> **EXERCISE AIM**
Lines in the listing below that include the word "gifted" need to be copied.

====== SUPPLIED INFORMATION ======

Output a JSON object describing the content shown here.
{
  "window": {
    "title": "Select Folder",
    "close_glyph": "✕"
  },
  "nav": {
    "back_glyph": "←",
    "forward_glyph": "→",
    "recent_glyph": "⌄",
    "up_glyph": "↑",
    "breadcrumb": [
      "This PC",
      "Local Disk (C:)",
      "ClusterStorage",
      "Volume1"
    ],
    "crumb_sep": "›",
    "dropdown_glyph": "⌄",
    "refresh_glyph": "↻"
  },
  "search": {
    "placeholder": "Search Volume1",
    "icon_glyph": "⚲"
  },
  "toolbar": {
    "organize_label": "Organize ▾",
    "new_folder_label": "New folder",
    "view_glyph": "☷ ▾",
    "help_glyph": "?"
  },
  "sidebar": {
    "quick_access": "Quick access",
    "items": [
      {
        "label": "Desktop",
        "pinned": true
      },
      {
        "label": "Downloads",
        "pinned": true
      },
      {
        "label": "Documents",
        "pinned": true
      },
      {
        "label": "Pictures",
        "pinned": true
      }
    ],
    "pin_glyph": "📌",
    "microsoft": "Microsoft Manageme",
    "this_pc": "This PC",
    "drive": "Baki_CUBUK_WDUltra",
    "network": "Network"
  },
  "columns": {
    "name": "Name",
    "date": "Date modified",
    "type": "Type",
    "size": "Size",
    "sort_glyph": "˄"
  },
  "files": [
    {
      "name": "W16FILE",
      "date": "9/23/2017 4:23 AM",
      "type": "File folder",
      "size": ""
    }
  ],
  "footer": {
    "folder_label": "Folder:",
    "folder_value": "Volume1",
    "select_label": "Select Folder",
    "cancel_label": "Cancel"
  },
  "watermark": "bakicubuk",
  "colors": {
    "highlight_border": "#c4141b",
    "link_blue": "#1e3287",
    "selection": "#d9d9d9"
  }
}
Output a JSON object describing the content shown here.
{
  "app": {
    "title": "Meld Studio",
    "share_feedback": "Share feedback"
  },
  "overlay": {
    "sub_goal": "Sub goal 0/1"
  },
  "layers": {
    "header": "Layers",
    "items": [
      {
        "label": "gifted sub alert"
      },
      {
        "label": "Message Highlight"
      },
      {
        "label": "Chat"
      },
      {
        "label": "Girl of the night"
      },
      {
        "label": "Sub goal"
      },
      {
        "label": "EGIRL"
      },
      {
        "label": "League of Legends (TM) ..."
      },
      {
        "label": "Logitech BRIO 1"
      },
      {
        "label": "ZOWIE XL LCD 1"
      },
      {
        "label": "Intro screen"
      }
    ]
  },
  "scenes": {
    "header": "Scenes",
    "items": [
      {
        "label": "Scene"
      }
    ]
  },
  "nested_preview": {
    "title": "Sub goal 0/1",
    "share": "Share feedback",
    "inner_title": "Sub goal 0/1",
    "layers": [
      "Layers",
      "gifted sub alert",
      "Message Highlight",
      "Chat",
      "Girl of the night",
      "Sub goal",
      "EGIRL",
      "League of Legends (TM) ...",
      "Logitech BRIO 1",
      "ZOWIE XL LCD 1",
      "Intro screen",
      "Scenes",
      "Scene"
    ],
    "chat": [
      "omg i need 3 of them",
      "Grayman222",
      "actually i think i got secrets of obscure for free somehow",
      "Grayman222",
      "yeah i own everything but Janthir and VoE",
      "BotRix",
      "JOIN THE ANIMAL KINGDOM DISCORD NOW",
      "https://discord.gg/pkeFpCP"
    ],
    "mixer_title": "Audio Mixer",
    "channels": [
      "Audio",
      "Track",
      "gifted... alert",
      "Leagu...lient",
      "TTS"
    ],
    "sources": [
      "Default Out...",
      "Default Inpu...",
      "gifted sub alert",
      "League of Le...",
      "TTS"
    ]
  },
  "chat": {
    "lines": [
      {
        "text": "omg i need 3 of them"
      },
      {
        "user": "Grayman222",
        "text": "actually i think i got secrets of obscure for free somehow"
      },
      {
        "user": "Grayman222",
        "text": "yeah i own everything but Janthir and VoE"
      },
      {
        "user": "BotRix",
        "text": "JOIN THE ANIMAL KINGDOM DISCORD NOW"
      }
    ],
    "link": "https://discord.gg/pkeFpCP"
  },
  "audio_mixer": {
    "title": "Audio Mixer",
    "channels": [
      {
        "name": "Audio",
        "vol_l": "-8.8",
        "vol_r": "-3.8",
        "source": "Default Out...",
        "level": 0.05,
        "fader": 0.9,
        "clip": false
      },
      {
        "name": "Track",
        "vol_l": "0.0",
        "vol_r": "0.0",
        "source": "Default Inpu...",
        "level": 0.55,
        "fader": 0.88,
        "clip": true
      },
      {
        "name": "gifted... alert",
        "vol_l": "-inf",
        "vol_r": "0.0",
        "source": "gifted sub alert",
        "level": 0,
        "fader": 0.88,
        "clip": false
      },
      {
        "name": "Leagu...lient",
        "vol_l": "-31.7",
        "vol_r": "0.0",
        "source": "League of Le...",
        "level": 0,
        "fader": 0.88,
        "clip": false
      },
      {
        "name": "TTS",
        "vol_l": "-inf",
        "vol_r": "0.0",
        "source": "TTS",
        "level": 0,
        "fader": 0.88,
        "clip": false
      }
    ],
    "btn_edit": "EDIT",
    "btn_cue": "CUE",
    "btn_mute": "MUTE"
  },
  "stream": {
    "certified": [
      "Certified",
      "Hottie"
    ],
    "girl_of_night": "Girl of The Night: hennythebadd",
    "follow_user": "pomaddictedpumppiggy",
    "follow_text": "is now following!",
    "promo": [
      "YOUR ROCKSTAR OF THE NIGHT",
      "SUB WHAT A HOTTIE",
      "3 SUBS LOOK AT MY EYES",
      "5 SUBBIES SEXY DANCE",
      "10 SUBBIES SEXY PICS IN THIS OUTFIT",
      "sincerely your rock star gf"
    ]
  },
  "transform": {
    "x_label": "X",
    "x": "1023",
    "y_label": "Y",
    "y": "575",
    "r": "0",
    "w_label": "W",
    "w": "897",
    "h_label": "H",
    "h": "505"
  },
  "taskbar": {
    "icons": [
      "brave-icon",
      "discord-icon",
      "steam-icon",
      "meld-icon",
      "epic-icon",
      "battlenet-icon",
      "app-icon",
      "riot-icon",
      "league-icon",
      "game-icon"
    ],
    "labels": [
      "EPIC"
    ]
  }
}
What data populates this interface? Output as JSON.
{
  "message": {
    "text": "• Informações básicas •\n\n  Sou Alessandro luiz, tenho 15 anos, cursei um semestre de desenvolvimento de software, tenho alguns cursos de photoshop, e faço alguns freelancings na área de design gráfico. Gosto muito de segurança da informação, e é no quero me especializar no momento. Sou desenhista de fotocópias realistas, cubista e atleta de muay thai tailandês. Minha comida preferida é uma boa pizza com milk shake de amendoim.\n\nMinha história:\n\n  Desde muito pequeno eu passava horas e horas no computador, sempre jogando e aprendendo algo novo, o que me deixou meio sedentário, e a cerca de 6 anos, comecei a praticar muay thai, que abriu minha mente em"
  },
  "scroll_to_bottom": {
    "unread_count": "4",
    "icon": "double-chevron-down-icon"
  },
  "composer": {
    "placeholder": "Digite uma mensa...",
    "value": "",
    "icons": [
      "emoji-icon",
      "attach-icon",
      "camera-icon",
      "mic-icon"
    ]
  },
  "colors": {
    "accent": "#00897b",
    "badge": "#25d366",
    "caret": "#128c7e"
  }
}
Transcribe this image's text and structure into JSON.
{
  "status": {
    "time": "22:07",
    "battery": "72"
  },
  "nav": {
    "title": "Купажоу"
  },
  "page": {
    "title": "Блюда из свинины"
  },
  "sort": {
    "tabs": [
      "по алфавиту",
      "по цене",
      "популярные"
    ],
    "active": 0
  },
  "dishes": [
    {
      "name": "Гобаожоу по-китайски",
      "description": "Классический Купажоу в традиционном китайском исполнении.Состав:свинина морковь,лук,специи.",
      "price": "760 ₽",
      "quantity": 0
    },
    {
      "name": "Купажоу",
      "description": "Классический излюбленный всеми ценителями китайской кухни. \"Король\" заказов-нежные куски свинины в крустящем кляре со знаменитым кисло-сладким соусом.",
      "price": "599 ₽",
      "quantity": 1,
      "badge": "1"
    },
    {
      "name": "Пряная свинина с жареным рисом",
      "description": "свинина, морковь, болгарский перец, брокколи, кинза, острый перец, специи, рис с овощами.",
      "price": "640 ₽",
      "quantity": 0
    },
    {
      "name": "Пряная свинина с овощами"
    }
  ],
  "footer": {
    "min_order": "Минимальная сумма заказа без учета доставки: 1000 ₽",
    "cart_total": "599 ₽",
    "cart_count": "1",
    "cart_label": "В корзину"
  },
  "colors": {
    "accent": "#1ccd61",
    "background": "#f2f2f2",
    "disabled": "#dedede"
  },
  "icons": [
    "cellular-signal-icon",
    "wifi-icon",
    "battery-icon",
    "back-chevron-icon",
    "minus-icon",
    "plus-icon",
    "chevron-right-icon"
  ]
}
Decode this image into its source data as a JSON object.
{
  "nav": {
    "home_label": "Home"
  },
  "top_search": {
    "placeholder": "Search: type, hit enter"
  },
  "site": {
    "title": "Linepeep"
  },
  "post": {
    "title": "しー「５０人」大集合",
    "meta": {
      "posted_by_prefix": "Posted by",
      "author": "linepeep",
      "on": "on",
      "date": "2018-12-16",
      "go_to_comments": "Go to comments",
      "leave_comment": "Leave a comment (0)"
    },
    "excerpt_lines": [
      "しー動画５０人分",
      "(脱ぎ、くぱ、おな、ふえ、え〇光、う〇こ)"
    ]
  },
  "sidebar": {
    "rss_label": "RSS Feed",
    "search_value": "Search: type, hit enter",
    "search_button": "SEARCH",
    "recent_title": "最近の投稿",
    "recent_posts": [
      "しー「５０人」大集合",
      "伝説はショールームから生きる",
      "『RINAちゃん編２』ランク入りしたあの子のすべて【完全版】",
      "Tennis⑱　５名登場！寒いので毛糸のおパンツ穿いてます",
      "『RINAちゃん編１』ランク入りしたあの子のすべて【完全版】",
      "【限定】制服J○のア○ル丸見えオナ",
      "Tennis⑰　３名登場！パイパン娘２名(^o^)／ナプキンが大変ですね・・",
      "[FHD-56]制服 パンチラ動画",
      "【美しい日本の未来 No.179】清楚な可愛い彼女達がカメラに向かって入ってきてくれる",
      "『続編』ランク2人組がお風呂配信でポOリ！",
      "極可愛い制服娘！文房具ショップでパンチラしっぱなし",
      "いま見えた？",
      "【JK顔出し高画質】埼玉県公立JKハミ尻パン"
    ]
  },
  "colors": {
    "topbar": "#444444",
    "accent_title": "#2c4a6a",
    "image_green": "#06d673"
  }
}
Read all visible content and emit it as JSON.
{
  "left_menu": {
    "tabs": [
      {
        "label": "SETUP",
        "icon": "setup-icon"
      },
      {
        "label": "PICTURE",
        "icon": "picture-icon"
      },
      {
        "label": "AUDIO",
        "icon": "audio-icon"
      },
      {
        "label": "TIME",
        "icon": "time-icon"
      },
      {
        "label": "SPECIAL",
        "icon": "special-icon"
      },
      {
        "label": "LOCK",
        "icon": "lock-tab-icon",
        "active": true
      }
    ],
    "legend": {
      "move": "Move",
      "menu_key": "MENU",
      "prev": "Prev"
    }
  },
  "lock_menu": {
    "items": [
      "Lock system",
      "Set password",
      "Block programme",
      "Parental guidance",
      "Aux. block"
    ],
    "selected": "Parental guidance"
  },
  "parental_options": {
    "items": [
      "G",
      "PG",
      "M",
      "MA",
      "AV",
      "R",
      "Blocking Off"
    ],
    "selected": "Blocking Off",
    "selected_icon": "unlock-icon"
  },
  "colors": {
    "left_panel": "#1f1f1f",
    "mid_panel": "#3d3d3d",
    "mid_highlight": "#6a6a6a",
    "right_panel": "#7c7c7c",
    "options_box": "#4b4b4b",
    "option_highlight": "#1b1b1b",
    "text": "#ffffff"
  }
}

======

> **ANSWER FOR THIS EXERCISE**
        "label": "gifted sub alert"
      "gifted sub alert",
      "gifted... alert",
      "gifted sub alert",
        "name": "gifted... alert",
        "source": "gifted sub alert",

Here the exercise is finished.